But people are loving bicycling again. At one point, he had 75 bikes from customers in the shop to be repaired or refurbished. Customers are bringing in bikes they haven’t used in years, he said. Now even bike parts are hard to find.
Tips for buying or renting a bike? Call some local shops to ask about inventory. Visit the GObike Buffalo website for local rental information. Check classified listings or Craigslist and other sales websites. Or check Nextdoor, the neighborhood social networking group.
Picnicking in the park
Sarah Larkin often rides her bike by Hoyt Lake in Delaware Park, and this year she is seeing people of all ages enjoying an old-fashioned picnic.
“At dinner time you see groups of people with their lawn chairs having dinner together because they can spread out. We have been noticing that a lot more,” said Larkin, public relations and events coordinator for Buffalo Olmsted Parks Conservancy.
Some bring their own food, but others are opting for takeout, Larkin has noticed.
“For people who may not want to go to a restaurant right now, they’re still doing the takeout and finding a spot. Obviously Delaware Park is the most popular, but we’ve been starting to see it through all of our parks, too,” she said.
Attendance at the six Olmsted Parks is up. “We have seen about a 40-50% increase in park usage throughout the system. It’s been a crazy couple months for all of us, but it’s been very rewarding at the same time. It’s been nice to see people who may not have gone to the parks before really using them,” she said.
Canning and preserving
There has been renewed interest in canning in recent years, and its popularity is continuing this summer.
For many, canning is a family affair.
“I learned canning from my mother, and she learned it from her mother. It’s definitely a traditional family activity,” said Sullivan, of Agle’s Farm Market.
And it’s one best learned by observing. “I think it would be overwhelming if you were just reading it in a cookbook,” Sullivan said.

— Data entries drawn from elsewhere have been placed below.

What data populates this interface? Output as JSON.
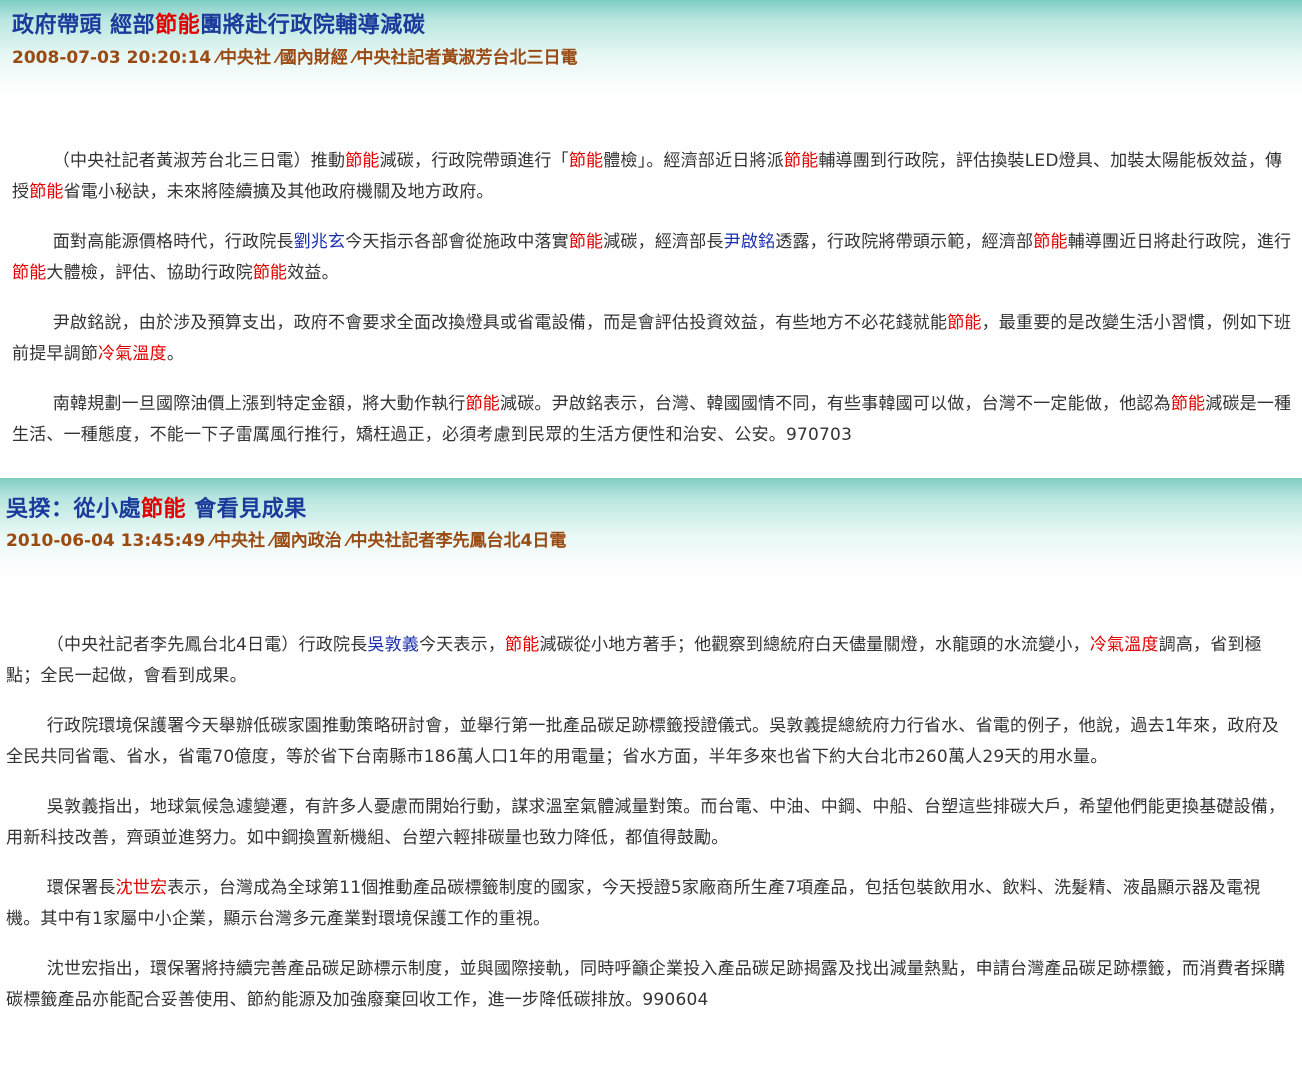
{
  "articles": [
    {
      "title": {
        "pre": "政府帶頭 經部",
        "hl": "節能",
        "post": "團將赴行政院輔導減碳"
      },
      "meta": "2008-07-03 20:20:14 ⁄中央社 ⁄國內財經 ⁄中央社記者黃淑芳台北三日電",
      "paragraphs": [
        [
          {
            "t": "（中央社記者黃淑芳台北三日電）推動"
          },
          {
            "t": "節能",
            "s": "kw"
          },
          {
            "t": "減碳，行政院帶頭進行「"
          },
          {
            "t": "節能",
            "s": "kw"
          },
          {
            "t": "體檢」。經濟部近日將派"
          },
          {
            "t": "節能",
            "s": "kw"
          },
          {
            "t": "輔導團到行政院，評估換裝LED燈具、加裝太陽能板效益，傳授"
          },
          {
            "t": "節能",
            "s": "kw"
          },
          {
            "t": "省電小秘訣，未來將陸續擴及其他政府機關及地方政府。"
          }
        ],
        [
          {
            "t": "面對高能源價格時代，行政院長"
          },
          {
            "t": "劉兆玄",
            "s": "nm"
          },
          {
            "t": "今天指示各部會從施政中落實"
          },
          {
            "t": "節能",
            "s": "kw"
          },
          {
            "t": "減碳，經濟部長"
          },
          {
            "t": "尹啟銘",
            "s": "nm"
          },
          {
            "t": "透露，行政院將帶頭示範，經濟部"
          },
          {
            "t": "節能",
            "s": "kw"
          },
          {
            "t": "輔導團近日將赴行政院，進行"
          },
          {
            "t": "節能",
            "s": "kw"
          },
          {
            "t": "大體檢，評估、協助行政院"
          },
          {
            "t": "節能",
            "s": "kw"
          },
          {
            "t": "效益。"
          }
        ],
        [
          {
            "t": "尹啟銘說，由於涉及預算支出，政府不會要求全面改換燈具或省電設備，而是會評估投資效益，有些地方不必花錢就能"
          },
          {
            "t": "節能",
            "s": "kw"
          },
          {
            "t": "，最重要的是改變生活小習慣，例如下班前提早調節"
          },
          {
            "t": "冷氣溫度",
            "s": "kw"
          },
          {
            "t": "。"
          }
        ],
        [
          {
            "t": "南韓規劃一旦國際油價上漲到特定金額，將大動作執行"
          },
          {
            "t": "節能",
            "s": "kw"
          },
          {
            "t": "減碳。尹啟銘表示，台灣、韓國國情不同，有些事韓國可以做，台灣不一定能做，他認為"
          },
          {
            "t": "節能",
            "s": "kw"
          },
          {
            "t": "減碳是一種生活、一種態度，不能一下子雷厲風行推行，矯枉過正，必須考慮到民眾的生活方便性和治安、公安。970703"
          }
        ]
      ]
    },
    {
      "title": {
        "pre": "吳揆：從小處",
        "hl": "節能",
        "post": " 會看見成果"
      },
      "meta": "2010-06-04 13:45:49 ⁄中央社 ⁄國內政治 ⁄中央社記者李先鳳台北4日電",
      "paragraphs": [
        [
          {
            "t": "（中央社記者李先鳳台北4日電）行政院長"
          },
          {
            "t": "吳敦義",
            "s": "nm"
          },
          {
            "t": "今天表示，"
          },
          {
            "t": "節能",
            "s": "kw"
          },
          {
            "t": "減碳從小地方著手；他觀察到總統府白天儘量關燈，水龍頭的水流變小，"
          },
          {
            "t": "冷氣溫度",
            "s": "kw"
          },
          {
            "t": "調高，省到極點；全民一起做，會看到成果。"
          }
        ],
        [
          {
            "t": "行政院環境保護署今天舉辦低碳家園推動策略研討會，並舉行第一批產品碳足跡標籤授證儀式。吳敦義提總統府力行省水、省電的例子，他說，過去1年來，政府及全民共同省電、省水，省電70億度，等於省下台南縣市186萬人口1年的用電量；省水方面，半年多來也省下約大台北市260萬人29天的用水量。"
          }
        ],
        [
          {
            "t": "吳敦義指出，地球氣候急遽變遷，有許多人憂慮而開始行動，謀求溫室氣體減量對策。而台電、中油、中鋼、中船、台塑這些排碳大戶，希望他們能更換基礎設備，用新科技改善，齊頭並進努力。如中鋼換置新機組、台塑六輕排碳量也致力降低，都值得鼓勵。"
          }
        ],
        [
          {
            "t": "環保署長"
          },
          {
            "t": "沈世宏",
            "s": "kw"
          },
          {
            "t": "表示，台灣成為全球第11個推動產品碳標籤制度的國家，今天授證5家廠商所生產7項產品，包括包裝飲用水、飲料、洗髮精、液晶顯示器及電視機。其中有1家屬中小企業，顯示台灣多元產業對環境保護工作的重視。"
          }
        ],
        [
          {
            "t": "沈世宏指出，環保署將持續完善產品碳足跡標示制度，並與國際接軌，同時呼籲企業投入產品碳足跡揭露及找出減量熱點，申請台灣產品碳足跡標籤，而消費者採購碳標籤產品亦能配合妥善使用、節約能源及加強廢棄回收工作，進一步降低碳排放。990604"
          }
        ]
      ]
    }
  ]
}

Tomatoes and pickles are two favorites, and everyone has their own favorite family recipes. Grandma’s sauce. Dad’s salsa. Pickles, spicy or sweet.
“Canning is a good family activity. People get nervous about the boiling water, but kids can scrub the cucumbers and mash the berries for jam,” said Kathy Manley, who teaches canning classes through Zoom for Lexington Co-op.
“It’s time together. It’s a nice sense of accomplishment, and the end result is delicious,” Manley said.
It’s an extension of another family activity that’s enjoying a boom this year: vegetable gardening. During the spring planting season, customers were talking a lot about it, Sullivan said.
“Someone would say, ‘I haven’t planted a vegetable garden in 20 years. I think I’m going to give it a try again.’ Or ‘The kids are home from school so we’re starting from seed. If the seed stuff works out, great. If not we’ll come back for the already started plants,’” Sullivan said.